By Tobi Ewing
High heels, pumps, stilettos, or a badddd shoe! No matter the name you know the feeling and remarkable look of a beautiful heel. And this is coming from someone who – surprise – doesn’t like wearing heels. I’m definitely more of a sneakers girl, but the rare moment when I throw on a heel, I will admit, there is an extra dose of slayage in my walk.
Heels aren’t physics – although some I will argue against that – but, as anything else, it has its own very interesting history.
In college, as a Gender Studies major and fashion lover, I did some research on the intersection between fashion and gender. But the average person may be surprised that 1) despite the feminine and sexualized image, heels were designed with men in mind and 2) heels were designed with a functional purpose.
Yes they weren’t made just to make your calves look baller. Hard to believe, right?!
Before we get into the history let’s start with some modern heel lingo.
Class is in session!
General term for women’s shoes with tall, thin heels.
Exclusively refers to women’s shoes with a kitten or higher heel. Although in conversation pump usually refers to a shoe with a lower, thicker heel.
A type of heel, typically between 1 and 2 inches in height. Think middle school dance, 1st Sunday of the month, interview heels.
A woman’s shoe with a thin, high tapering heel.
Wedge heels and boots have a sole in the form of a wedge
Now that we have a clear idea of some types of heels, let’s go back, way back, back into time.
I found this great video that briefly explains the history of heels starting from the 10th century to modern day.
Heels were first documented in the 10th century by the Persian cavalry. Persian men used to wear heels to stay in their stirrups as they rode horses during war. Because of the Persian expansion the trend of heels begin to spread all through Europe. Amongst European men heels became a huge status symbol as it meant you owned a horse. A big time commodity at the time, “equivalent to a sports car”. Vroom Vroom, or moreso #werk.
Heels amongst women didn’t become popular until the 16th century thanks to Catherine De Medici and her cheating husband. Her fiance, the King of France, had a mistress who was very tall. Catherine grew jealous and started wearing 2 inch heels to appear taller and more attractive to her partner. And as with the Persian warriors, this trend also began to spread quick.
At this time heels became very popular amongst men and women. In the early 1700s King Louis XIV wore heels up to 5 inches and declared 1) only nobility could wear heels with red soles, which later inspired the brand and image of Christian Louboutin and 2) no one in the land could wear heels higher than the King. Cue Beyonce’s “Bow Down”.

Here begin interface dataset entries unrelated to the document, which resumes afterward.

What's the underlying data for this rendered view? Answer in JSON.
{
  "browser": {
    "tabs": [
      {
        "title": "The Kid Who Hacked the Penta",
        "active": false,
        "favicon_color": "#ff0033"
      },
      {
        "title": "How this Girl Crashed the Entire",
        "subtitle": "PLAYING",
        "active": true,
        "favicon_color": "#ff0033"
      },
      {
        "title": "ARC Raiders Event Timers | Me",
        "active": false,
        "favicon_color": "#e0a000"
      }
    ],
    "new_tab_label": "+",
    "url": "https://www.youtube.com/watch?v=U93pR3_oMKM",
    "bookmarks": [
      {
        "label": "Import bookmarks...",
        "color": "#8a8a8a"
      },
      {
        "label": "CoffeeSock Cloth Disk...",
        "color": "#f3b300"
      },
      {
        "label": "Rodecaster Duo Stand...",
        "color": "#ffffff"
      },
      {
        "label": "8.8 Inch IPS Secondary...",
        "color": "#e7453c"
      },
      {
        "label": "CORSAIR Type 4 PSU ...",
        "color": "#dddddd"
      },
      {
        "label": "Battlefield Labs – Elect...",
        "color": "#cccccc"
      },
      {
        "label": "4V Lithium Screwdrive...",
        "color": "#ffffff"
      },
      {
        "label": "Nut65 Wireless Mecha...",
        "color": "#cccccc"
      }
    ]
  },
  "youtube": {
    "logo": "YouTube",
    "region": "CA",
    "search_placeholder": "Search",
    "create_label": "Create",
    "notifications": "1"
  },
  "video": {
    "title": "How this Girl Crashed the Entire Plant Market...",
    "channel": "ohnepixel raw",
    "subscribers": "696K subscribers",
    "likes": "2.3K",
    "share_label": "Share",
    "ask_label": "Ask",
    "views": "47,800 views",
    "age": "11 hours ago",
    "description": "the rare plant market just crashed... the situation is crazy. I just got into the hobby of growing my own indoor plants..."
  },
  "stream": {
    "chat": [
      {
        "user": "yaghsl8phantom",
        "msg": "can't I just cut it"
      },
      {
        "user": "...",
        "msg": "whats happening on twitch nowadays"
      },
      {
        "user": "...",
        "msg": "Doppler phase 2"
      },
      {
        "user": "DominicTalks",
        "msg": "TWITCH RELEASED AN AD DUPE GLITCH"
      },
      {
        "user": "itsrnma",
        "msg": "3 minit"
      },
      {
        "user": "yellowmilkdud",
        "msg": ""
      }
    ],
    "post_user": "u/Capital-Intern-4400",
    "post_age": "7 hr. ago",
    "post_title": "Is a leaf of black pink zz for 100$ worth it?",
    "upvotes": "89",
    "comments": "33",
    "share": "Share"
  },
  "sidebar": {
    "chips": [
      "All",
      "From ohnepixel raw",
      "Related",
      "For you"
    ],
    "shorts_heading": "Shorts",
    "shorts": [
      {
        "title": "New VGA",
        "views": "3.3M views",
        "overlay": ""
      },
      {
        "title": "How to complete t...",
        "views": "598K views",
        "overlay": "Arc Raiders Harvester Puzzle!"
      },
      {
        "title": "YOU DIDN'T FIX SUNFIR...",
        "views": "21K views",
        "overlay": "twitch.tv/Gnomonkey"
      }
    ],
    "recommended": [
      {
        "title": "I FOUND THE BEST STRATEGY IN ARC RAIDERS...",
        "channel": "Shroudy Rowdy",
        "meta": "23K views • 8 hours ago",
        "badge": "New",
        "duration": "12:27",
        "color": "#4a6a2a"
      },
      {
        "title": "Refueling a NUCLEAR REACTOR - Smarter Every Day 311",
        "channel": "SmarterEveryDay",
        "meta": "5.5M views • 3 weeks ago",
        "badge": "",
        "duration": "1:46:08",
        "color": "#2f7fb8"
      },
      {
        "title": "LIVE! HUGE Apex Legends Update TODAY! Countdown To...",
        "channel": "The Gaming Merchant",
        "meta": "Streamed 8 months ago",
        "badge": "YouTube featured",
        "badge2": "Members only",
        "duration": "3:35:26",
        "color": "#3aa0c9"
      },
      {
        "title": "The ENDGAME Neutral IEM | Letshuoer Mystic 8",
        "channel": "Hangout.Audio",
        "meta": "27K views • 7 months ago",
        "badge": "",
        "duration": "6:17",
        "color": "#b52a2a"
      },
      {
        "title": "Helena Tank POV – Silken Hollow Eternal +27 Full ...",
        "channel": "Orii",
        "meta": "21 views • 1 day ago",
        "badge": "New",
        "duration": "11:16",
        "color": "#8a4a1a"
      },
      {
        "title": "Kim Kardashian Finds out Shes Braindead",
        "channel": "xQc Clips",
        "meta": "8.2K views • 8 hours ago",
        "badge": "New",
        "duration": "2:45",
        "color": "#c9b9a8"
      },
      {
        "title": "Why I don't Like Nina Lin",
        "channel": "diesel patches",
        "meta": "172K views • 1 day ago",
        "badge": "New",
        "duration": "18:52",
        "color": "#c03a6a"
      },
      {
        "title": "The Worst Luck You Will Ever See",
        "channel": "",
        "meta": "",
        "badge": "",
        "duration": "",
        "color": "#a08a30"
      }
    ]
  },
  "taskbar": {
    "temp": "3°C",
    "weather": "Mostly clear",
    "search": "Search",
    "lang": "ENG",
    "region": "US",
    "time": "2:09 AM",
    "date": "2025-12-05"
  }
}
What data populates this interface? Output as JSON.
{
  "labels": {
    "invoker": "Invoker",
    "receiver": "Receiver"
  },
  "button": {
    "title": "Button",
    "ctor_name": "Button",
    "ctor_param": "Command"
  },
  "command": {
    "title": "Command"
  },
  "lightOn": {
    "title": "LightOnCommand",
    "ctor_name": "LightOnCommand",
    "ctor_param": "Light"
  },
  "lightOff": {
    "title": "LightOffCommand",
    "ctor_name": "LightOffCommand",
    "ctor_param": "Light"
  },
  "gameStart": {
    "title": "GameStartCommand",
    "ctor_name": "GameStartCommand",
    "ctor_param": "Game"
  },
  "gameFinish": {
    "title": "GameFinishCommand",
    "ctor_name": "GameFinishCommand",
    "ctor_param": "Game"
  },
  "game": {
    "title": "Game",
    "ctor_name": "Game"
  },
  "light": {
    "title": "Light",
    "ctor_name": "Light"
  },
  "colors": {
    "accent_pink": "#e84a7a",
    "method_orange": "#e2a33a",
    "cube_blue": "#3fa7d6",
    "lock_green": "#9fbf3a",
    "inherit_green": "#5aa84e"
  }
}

Come the 18th century, following the French revolution, heels temporary went out of style due to its connection with the aristocrat society. Due to the social context the appeal of the heel was lost.
Not even close, there’s so much more! You may be wondering “well how were heels reintroduced after such a negative connotation?” Answer: the sexualization of women!
In the mid 19th century, the camera was invented and on the market. Early pornographers liked to photograph women in these unique high platform shoes because of the sexy shape it added to the woman’s body. Heels grossly started to become marked “feminine” and “sexy” and for women. Men flocked to this image and in almost all pin up shoots models during World War II were in heels. Why didn’t heels become popular and expected of men how they were for women and men two centuries ago? It’s important to remember that this was a totally different culture. 1) we are now in America, totally different history context and 2) during this time the idea and implementation of the nuclear family and gender roles are introduced to American families. Heels became marked as feminine and for women only.
That was a brief history of the heel. What about those missing moments in between in the 1900s? Check out this awesome video by Glamour Magazine on “100 Years of Heels”. Some of the highlights are captured below!
1920s After decades of modesty women began to wear skin revealing shoes. Riske! The T strap heel became popular due to dances like the Charleston.
1930s Pumps, lace ups and buckle pumps in colors white, black brown and burgundy were most fashionable and became very popular.
1940s War time. Due to low supply of leather, heels became very expensive to purchase. Sensible for the time, the full coverage and low heel oxford shoe because the everyday shoe for women.
1960s Popularized by Audrey Hepburn in Breakfast at Tiffany’s, the low kitten heel (as pictured above) became a “classy” alternative to the stiletto introduced just the decade before.
1980s Manolo Blahnik’s signature pointy and colorful stiletto earned an award from the CFDA, Council of Fashion Designers of America.
1990s Tell me what you want, want what you really really want. Influenced by the Spice Girls the typical 90s heel was blocky with a square toe.
Entering the 2000s the heel transitioned from chunky to a sexy and feminine skinny. During this time you saw a huge leap to a new level of sex appeal similar to the t strap heel of the 1920s. Think Britney Spears dance break scene.
Today cut outs, texture and edgy hardware are big trends in heels. The shorter thicker heel has made a big comeback as a pump, suede thigh boots and flirty strap up summer sandals. I personally am a big fan as I don’t feel as comfortable in 6” heels.
See some hot styles from Brother Vellies below!
OpenStile wants to know, what’s your favorite era of heels? What’s your favorite and trend and style of heel?